*Try it*: An exact copy of the listing is needed, with every line kept.

*Excerpted data*:
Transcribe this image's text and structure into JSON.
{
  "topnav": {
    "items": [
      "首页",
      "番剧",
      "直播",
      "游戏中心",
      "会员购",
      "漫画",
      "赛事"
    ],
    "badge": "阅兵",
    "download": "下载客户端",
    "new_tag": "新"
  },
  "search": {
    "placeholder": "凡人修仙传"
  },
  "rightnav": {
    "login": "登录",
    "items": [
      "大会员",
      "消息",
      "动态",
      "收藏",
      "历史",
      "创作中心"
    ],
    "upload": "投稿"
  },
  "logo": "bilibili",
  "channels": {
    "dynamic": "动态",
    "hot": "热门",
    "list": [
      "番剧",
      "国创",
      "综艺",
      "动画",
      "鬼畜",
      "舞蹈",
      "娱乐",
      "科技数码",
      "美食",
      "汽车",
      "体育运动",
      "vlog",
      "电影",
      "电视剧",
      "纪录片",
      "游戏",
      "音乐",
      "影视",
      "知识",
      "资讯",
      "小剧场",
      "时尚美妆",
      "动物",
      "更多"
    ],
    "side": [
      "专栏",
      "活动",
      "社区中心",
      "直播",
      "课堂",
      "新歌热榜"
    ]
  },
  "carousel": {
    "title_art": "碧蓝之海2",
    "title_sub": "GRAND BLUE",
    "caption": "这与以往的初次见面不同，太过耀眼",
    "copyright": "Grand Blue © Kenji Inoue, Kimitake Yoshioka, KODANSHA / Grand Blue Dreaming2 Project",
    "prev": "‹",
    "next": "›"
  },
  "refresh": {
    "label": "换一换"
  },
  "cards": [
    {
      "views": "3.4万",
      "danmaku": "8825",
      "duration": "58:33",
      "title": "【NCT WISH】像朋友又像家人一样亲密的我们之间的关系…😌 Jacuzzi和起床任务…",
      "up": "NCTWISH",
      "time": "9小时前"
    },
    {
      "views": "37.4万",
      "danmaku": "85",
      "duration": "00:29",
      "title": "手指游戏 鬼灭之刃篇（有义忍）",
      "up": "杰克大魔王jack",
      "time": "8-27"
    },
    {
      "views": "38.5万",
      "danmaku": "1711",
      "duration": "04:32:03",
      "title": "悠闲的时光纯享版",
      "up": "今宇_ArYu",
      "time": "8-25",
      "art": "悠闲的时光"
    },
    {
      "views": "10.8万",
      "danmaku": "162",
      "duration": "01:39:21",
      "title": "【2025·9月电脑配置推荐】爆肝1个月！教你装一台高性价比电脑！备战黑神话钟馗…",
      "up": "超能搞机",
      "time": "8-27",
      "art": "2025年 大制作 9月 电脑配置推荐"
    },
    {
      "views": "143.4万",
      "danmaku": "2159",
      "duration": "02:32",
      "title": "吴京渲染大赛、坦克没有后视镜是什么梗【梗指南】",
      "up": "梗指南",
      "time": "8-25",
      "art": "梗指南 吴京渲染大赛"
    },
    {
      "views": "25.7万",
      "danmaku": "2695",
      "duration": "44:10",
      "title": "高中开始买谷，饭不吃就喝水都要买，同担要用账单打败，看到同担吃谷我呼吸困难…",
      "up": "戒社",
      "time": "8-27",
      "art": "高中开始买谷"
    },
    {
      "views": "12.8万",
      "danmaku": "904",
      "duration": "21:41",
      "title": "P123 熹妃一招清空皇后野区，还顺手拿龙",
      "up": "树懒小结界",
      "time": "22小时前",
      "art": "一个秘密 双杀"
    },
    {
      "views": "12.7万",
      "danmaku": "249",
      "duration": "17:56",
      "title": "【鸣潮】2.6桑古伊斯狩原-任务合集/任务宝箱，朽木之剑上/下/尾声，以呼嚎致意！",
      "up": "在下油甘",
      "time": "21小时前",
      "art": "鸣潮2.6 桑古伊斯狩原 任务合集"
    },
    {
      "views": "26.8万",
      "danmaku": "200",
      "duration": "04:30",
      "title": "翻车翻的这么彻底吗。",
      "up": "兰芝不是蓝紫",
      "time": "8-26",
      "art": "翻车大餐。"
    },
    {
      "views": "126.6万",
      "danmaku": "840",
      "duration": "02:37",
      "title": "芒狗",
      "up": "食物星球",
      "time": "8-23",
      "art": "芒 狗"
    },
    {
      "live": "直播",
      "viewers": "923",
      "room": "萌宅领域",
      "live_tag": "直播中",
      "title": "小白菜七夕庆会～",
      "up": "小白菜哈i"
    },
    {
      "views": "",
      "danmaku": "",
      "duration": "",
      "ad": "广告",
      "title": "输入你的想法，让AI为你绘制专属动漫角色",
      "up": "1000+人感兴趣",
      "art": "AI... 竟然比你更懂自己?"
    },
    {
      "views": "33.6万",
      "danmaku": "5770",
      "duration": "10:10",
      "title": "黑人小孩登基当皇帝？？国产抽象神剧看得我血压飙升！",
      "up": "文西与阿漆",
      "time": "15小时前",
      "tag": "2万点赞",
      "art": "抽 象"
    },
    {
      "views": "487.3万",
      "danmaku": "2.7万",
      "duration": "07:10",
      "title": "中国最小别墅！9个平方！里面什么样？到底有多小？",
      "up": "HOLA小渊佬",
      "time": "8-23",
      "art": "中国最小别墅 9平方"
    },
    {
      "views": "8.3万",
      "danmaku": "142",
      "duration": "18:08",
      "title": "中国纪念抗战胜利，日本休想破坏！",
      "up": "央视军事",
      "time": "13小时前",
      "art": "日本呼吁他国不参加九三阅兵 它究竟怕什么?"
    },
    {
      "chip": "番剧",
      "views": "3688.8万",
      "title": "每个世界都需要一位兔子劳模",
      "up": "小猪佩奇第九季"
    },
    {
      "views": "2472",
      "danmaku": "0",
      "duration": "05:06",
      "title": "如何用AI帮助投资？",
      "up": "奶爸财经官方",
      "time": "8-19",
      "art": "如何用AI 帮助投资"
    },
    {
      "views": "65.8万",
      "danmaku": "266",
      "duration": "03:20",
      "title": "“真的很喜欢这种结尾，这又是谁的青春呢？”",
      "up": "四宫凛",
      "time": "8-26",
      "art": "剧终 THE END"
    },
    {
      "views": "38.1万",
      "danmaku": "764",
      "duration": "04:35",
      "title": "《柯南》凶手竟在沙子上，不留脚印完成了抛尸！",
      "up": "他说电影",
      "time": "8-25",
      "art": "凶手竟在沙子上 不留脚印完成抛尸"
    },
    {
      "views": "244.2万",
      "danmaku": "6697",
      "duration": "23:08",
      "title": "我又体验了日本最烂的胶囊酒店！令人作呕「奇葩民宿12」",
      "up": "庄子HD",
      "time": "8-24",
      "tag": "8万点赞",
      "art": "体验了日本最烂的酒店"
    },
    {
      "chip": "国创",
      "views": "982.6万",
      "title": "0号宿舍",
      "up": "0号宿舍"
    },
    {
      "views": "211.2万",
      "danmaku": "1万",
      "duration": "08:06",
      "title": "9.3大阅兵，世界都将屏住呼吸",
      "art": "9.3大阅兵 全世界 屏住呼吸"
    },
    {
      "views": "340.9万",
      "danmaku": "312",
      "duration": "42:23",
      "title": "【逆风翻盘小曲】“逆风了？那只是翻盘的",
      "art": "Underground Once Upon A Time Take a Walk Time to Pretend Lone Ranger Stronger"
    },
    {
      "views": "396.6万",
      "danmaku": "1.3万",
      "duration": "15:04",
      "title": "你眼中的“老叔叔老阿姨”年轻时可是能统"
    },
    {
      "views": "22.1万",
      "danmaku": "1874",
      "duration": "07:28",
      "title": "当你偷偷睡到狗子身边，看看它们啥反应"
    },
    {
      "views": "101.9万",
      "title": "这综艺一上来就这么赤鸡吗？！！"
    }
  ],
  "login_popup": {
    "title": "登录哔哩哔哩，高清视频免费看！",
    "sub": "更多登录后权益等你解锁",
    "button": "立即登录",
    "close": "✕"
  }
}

*Response to this exercise*:
Transcribe this image's text and structure into JSON.
{
  "topnav": {
    "items": [
      "首页",
      "番剧",
      "直播",
      "游戏中心",
      "会员购",
      "漫画",
      "赛事"
    ],
    "badge": "阅兵",
    "download": "下载客户端",
    "new_tag": "新"
  },
  "search": {
    "placeholder": "凡人修仙传"
  },
  "rightnav": {
    "login": "登录",
    "items": [
      "大会员",
      "消息",
      "动态",
      "收藏",
      "历史",
      "创作中心"
    ],
    "upload": "投稿"
  },
  "logo": "bilibili",
  "channels": {
    "dynamic": "动态",
    "hot": "热门",
    "list": [
      "番剧",
      "国创",
      "综艺",
      "动画",
      "鬼畜",
      "舞蹈",
      "娱乐",
      "科技数码",
      "美食",
      "汽车",
      "体育运动",
      "vlog",
      "电影",
      "电视剧",
      "纪录片",
      "游戏",
      "音乐",
      "影视",
      "知识",
      "资讯",
      "小剧场",
      "时尚美妆",
      "动物",
      "更多"
    ],
    "side": [
      "专栏",
      "活动",
      "社区中心",
      "直播",
      "课堂",
      "新歌热榜"
    ]
  },
  "carousel": {
    "title_art": "碧蓝之海2",
    "title_sub": "GRAND BLUE",
    "caption": "这与以往的初次见面不同，太过耀眼",
    "copyright": "Grand Blue © Kenji Inoue, Kimitake Yoshioka, KODANSHA / Grand Blue Dreaming2 Project",
    "prev": "‹",
    "next": "›"
  },
  "refresh": {
    "label": "换一换"
  },
  "cards": [
    {
      "views": "3.4万",
      "danmaku": "8825",
      "duration": "58:33",
      "title": "【NCT WISH】像朋友又像家人一样亲密的我们之间的关系…😌 Jacuzzi和起床任务…",
      "up": "NCTWISH",
      "time": "9小时前"
    },
    {
      "views": "37.4万",
      "danmaku": "85",
      "duration": "00:29",
      "title": "手指游戏 鬼灭之刃篇（有义忍）",
      "up": "杰克大魔王jack",
      "time": "8-27"
    },
    {
      "views": "38.5万",
      "danmaku": "1711",
      "duration": "04:32:03",
      "title": "悠闲的时光纯享版",
      "up": "今宇_ArYu",
      "time": "8-25",
      "art": "悠闲的时光"
    },
    {
      "views": "10.8万",
      "danmaku": "162",
      "duration": "01:39:21",
      "title": "【2025·9月电脑配置推荐】爆肝1个月！教你装一台高性价比电脑！备战黑神话钟馗…",
      "up": "超能搞机",
      "time": "8-27",
      "art": "2025年 大制作 9月 电脑配置推荐"
    },
    {
      "views": "143.4万",
      "danmaku": "2159",
      "duration": "02:32",
      "title": "吴京渲染大赛、坦克没有后视镜是什么梗【梗指南】",
      "up": "梗指南",
      "time": "8-25",
      "art": "梗指南 吴京渲染大赛"
    },
    {
      "views": "25.7万",
      "danmaku": "2695",
      "duration": "44:10",
      "title": "高中开始买谷，饭不吃就喝水都要买，同担要用账单打败，看到同担吃谷我呼吸困难…",
      "up": "戒社",
      "time": "8-27",
      "art": "高中开始买谷"
    },
    {
      "views": "12.8万",
      "danmaku": "904",
      "duration": "21:41",
      "title": "P123 熹妃一招清空皇后野区，还顺手拿龙",
      "up": "树懒小结界",
      "time": "22小时前",
      "art": "一个秘密 双杀"
    },
    {
      "views": "12.7万",
      "danmaku": "249",
      "duration": "17:56",
      "title": "【鸣潮】2.6桑古伊斯狩原-任务合集/任务宝箱，朽木之剑上/下/尾声，以呼嚎致意！",
      "up": "在下油甘",
      "time": "21小时前",
      "art": "鸣潮2.6 桑古伊斯狩原 任务合集"
    },
    {
      "views": "26.8万",
      "danmaku": "200",
      "duration": "04:30",
      "title": "翻车翻的这么彻底吗。",
      "up": "兰芝不是蓝紫",
      "time": "8-26",
      "art": "翻车大餐。"
    },
    {
      "views": "126.6万",
      "danmaku": "840",
      "duration": "02:37",
      "title": "芒狗",
      "up": "食物星球",
      "time": "8-23",
      "art": "芒 狗"
    },
    {
      "live": "直播",
      "viewers": "923",
      "room": "萌宅领域",
      "live_tag": "直播中",
      "title": "小白菜七夕庆会～",
      "up": "小白菜哈i"
    },
    {
      "views": "",
      "danmaku": "",
      "duration": "",
      "ad": "广告",
      "title": "输入你的想法，让AI为你绘制专属动漫角色",
      "up": "1000+人感兴趣",
      "art": "AI... 竟然比你更懂自己?"
    },
    {
      "views": "33.6万",
      "danmaku": "5770",
      "duration": "10:10",
      "title": "黑人小孩登基当皇帝？？国产抽象神剧看得我血压飙升！",
      "up": "文西与阿漆",
      "time": "15小时前",
      "tag": "2万点赞",
      "art": "抽 象"
    },
    {
      "views": "487.3万",
      "danmaku": "2.7万",
      "duration": "07:10",
      "title": "中国最小别墅！9个平方！里面什么样？到底有多小？",
      "up": "HOLA小渊佬",
      "time": "8-23",
      "art": "中国最小别墅 9平方"
    },
    {
      "views": "8.3万",
      "danmaku": "142",
      "duration": "18:08",
      "title": "中国纪念抗战胜利，日本休想破坏！",
      "up": "央视军事",
      "time": "13小时前",
      "art": "日本呼吁他国不参加九三阅兵 它究竟怕什么?"
    },
    {
      "chip": "番剧",
      "views": "3688.8万",
      "title": "每个世界都需要一位兔子劳模",
      "up": "小猪佩奇第九季"
    },
    {
      "views": "2472",
      "danmaku": "0",
      "duration": "05:06",
      "title": "如何用AI帮助投资？",
      "up": "奶爸财经官方",
      "time": "8-19",
      "art": "如何用AI 帮助投资"
    },
    {
      "views": "65.8万",
      "danmaku": "266",
      "duration": "03:20",
      "title": "“真的很喜欢这种结尾，这又是谁的青春呢？”",
      "up": "四宫凛",
      "time": "8-26",
      "art": "剧终 THE END"
    },
    {
      "views": "38.1万",
      "danmaku": "764",
      "duration": "04:35",
      "title": "《柯南》凶手竟在沙子上，不留脚印完成了抛尸！",
      "up": "他说电影",
      "time": "8-25",
      "art": "凶手竟在沙子上 不留脚印完成抛尸"
    },
    {
      "views": "244.2万",
      "danmaku": "6697",
      "duration": "23:08",
      "title": "我又体验了日本最烂的胶囊酒店！令人作呕「奇葩民宿12」",
      "up": "庄子HD",
      "time": "8-24",
      "tag": "8万点赞",
      "art": "体验了日本最烂的酒店"
    },
    {
      "chip": "国创",
      "views": "982.6万",
      "title": "0号宿舍",
      "up": "0号宿舍"
    },
    {
      "views": "211.2万",
      "danmaku": "1万",
      "duration": "08:06",
      "title": "9.3大阅兵，世界都将屏住呼吸",
      "art": "9.3大阅兵 全世界 屏住呼吸"
    },
    {
      "views": "340.9万",
      "danmaku": "312",
      "duration": "42:23",
      "title": "【逆风翻盘小曲】“逆风了？那只是翻盘的",
      "art": "Underground Once Upon A Time Take a Walk Time to Pretend Lone Ranger Stronger"
    },
    {
      "views": "396.6万",
      "danmaku": "1.3万",
      "duration": "15:04",
      "title": "你眼中的“老叔叔老阿姨”年轻时可是能统"
    },
    {
      "views": "22.1万",
      "danmaku": "1874",
      "duration": "07:28",
      "title": "当你偷偷睡到狗子身边，看看它们啥反应"
    },
    {
      "views": "101.9万",
      "title": "这综艺一上来就这么赤鸡吗？！！"
    }
  ],
  "login_popup": {
    "title": "登录哔哩哔哩，高清视频免费看！",
    "sub": "更多登录后权益等你解锁",
    "button": "立即登录",
    "close": "✕"
  }
}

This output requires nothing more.